OTK attempted to shift the blame for these discovery shortcomings to its payroll software provider and former outside counsel for the case. OTK argued that it could not have produced the formula used to calculate the regular rate of pay (“RROP”) for its employees, as the Court had ordered, because this formula came from the proprietary software of ADP, which OTK would have had to obtain through a subpoena. Id. at 23-24. In reality, the Court observed that it had previously ordered OTK to subpoena ADP for this data in 2020, a year before the entry of default judgement. Id. at 24. For this reason, OTK could no longer argue that the requirement to subpoena ADP was newly available evidence that might allow the Court to reconsider its sanctions order. Moreover, the Court noted that OTK’s failure to produce the RROP data had not been its “primary failing” because OTK also failed to produce hourly pay rates. Id. at 25.
The Court also rejected OTK’s contention that its failures during the discovery process should be attributed to its former outside counsel in the case. Id. at 27-28. In support of this position, OTK submitted emails of its former counsel that purported to show that it had been “kept in the dark… as to what was actually occurring” in discovery. Id. However, the Court found that these emails could only “provide insight into a fraction of the circumstances” leading to the default judgement. Id. at 29. Regardless of whether these emails provided a legitimate excuse for all of OTK’s failures during the discovery process, the Court determined that the emails did not constitute newly available evidence, as OTK had failed to submit them to the Court when it was first facing default judgement sanctions. Id. at 30. Given this record, the Court placed the blame squarely on OTK for failing to “produce accurate and complete time and pay records.”

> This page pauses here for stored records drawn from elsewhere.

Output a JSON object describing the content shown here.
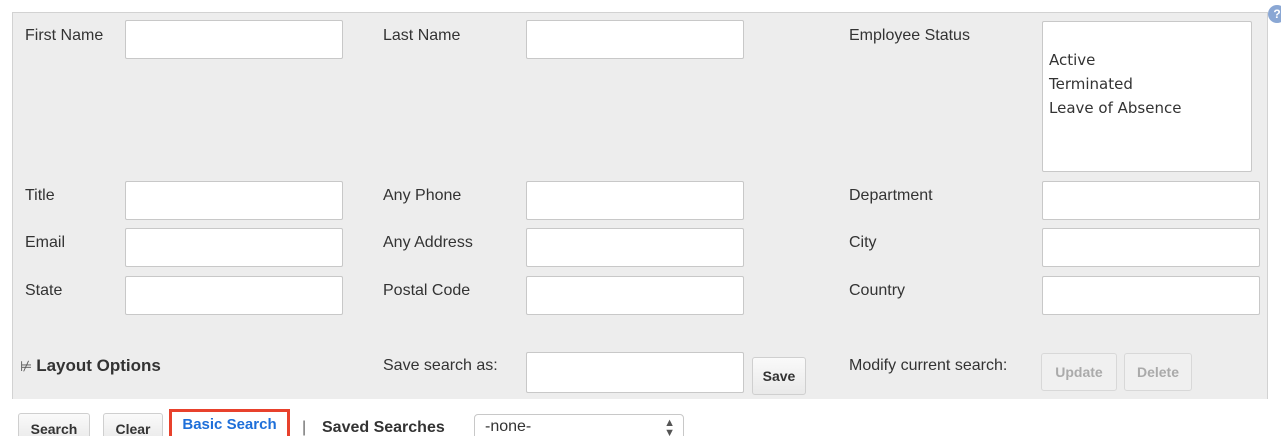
{
  "form": {
    "first_name": {
      "label": "First Name",
      "value": ""
    },
    "last_name": {
      "label": "Last Name",
      "value": ""
    },
    "employee_status": {
      "label": "Employee Status",
      "options": [
        "Active",
        "Terminated",
        "Leave of Absence"
      ]
    },
    "title": {
      "label": "Title",
      "value": ""
    },
    "any_phone": {
      "label": "Any Phone",
      "value": ""
    },
    "department": {
      "label": "Department",
      "value": ""
    },
    "email": {
      "label": "Email",
      "value": ""
    },
    "any_address": {
      "label": "Any Address",
      "value": ""
    },
    "city": {
      "label": "City",
      "value": ""
    },
    "state": {
      "label": "State",
      "value": ""
    },
    "postal_code": {
      "label": "Postal Code",
      "value": ""
    },
    "country": {
      "label": "Country",
      "value": ""
    }
  },
  "layout_options": {
    "label": "Layout Options"
  },
  "save_search": {
    "label": "Save search as:",
    "value": "",
    "button": "Save"
  },
  "modify_search": {
    "label": "Modify current search:",
    "update": "Update",
    "delete": "Delete"
  },
  "actions": {
    "search": "Search",
    "clear": "Clear",
    "basic_search": "Basic Search",
    "separator": "|",
    "saved_searches_label": "Saved Searches",
    "saved_searches_value": "-none-"
  },
  "help_icon": "?",
  "colors": {
    "highlight_border": "#e8412c",
    "link_blue": "#1e6fd9",
    "panel_bg": "#ededed"
  }
}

Implications for Employers
The $13 million sanction of a default judgment in the case is an eye-opener for any litigant. The Hornady decision demonstrates that employers who fail to actively engage and communicate with their outside counsel on a regular basis do so at their own peril. To avoid such a disastrous outcome, clients should always expect and demand regular and truthful case status updates, especially in class and collective actions where the stakes can be so high.